### Exercise objective:
Each line below that contains "оплаты" counts once; report the total and nothing more.

### Dataset records:
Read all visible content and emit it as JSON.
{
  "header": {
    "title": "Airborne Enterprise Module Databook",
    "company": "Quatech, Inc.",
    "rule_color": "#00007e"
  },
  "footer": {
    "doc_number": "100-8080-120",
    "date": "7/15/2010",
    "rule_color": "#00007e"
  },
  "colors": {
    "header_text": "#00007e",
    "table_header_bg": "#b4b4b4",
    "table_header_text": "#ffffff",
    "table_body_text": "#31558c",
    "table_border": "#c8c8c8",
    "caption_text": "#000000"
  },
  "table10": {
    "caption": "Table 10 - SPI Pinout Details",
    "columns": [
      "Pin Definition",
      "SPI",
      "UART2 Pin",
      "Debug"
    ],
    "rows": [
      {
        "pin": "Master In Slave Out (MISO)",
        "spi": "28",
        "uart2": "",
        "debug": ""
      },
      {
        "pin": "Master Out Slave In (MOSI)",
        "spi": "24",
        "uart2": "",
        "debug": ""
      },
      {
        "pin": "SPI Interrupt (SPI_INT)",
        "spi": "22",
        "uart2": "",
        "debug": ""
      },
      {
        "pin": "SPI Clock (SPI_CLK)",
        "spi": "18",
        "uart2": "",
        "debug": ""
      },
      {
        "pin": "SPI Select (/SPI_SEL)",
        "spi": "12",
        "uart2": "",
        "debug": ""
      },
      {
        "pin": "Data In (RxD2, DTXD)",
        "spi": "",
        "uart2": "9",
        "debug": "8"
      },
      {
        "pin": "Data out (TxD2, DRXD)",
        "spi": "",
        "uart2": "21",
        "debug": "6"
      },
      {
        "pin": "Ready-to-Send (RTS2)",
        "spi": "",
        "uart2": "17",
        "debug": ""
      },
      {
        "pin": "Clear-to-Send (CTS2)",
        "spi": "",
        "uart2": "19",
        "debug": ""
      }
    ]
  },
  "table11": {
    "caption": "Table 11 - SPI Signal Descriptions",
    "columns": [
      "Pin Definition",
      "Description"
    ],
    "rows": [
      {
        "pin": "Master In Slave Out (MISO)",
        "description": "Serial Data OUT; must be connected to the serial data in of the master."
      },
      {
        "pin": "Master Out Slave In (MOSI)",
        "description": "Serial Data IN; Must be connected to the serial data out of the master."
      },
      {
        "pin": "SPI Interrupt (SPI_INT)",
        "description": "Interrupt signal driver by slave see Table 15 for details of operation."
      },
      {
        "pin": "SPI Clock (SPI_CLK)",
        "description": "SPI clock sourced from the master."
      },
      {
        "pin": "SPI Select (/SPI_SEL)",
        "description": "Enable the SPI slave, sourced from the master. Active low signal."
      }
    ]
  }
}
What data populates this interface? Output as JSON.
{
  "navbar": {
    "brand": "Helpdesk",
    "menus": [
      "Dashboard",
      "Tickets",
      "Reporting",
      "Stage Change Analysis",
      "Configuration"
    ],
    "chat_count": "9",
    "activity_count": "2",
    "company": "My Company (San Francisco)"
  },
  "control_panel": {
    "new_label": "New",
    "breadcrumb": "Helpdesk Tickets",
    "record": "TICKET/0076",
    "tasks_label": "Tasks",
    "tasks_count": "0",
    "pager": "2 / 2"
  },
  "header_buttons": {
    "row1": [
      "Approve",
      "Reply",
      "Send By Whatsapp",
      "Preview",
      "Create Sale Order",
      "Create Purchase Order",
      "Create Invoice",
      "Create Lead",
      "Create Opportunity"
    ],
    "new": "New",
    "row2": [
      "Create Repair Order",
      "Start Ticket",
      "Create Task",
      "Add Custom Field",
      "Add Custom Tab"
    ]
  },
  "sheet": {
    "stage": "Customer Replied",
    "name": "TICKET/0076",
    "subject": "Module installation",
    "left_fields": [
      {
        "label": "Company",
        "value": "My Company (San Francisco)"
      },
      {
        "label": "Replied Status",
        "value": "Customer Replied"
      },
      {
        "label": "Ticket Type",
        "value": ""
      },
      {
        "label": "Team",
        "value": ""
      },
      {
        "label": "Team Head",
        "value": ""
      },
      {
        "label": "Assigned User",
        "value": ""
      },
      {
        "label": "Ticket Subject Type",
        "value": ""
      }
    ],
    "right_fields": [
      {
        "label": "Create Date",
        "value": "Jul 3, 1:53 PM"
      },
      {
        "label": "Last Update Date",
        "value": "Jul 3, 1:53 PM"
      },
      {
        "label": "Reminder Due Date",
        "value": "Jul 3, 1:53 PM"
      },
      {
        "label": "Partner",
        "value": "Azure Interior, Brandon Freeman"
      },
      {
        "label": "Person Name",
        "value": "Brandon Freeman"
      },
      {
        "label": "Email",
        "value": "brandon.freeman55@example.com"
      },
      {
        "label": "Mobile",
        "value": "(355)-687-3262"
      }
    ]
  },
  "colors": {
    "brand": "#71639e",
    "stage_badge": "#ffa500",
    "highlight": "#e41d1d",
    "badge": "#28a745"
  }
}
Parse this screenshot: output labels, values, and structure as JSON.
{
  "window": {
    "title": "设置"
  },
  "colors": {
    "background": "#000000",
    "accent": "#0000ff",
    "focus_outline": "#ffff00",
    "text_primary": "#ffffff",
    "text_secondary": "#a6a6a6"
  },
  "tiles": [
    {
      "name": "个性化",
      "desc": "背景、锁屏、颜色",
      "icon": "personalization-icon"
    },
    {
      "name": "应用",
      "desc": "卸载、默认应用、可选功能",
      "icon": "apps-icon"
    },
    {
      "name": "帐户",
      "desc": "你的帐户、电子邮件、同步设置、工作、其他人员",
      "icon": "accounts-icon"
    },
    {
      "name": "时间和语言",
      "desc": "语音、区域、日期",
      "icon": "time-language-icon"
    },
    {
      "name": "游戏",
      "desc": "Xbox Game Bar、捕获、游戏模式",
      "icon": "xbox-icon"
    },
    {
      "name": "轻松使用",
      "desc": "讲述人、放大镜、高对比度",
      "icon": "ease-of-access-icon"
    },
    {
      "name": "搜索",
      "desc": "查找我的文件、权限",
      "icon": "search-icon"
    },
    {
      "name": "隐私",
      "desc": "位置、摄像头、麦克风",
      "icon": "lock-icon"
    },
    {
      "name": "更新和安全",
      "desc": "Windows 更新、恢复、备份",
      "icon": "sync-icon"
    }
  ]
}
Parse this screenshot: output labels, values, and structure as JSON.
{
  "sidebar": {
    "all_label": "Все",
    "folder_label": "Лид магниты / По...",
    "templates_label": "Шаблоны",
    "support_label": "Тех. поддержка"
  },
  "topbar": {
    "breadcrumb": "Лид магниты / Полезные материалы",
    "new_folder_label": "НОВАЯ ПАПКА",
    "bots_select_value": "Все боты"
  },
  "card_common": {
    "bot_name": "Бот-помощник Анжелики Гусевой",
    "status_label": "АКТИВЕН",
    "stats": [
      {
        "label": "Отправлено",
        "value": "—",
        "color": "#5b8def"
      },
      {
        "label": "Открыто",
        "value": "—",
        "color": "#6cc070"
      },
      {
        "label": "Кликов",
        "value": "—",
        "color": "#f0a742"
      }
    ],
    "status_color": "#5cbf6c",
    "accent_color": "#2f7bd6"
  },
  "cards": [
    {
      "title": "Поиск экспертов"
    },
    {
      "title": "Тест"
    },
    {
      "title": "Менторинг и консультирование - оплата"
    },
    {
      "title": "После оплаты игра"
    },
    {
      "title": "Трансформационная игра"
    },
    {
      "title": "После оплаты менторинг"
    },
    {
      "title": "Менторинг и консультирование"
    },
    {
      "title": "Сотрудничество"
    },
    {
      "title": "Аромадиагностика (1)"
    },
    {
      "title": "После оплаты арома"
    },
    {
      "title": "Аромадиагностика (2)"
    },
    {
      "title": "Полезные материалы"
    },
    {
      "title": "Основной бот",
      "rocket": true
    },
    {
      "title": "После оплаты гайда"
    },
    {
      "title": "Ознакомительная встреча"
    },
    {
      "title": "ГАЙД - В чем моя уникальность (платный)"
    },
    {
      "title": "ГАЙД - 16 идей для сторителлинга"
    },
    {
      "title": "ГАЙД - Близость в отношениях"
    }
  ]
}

### Your solution:
4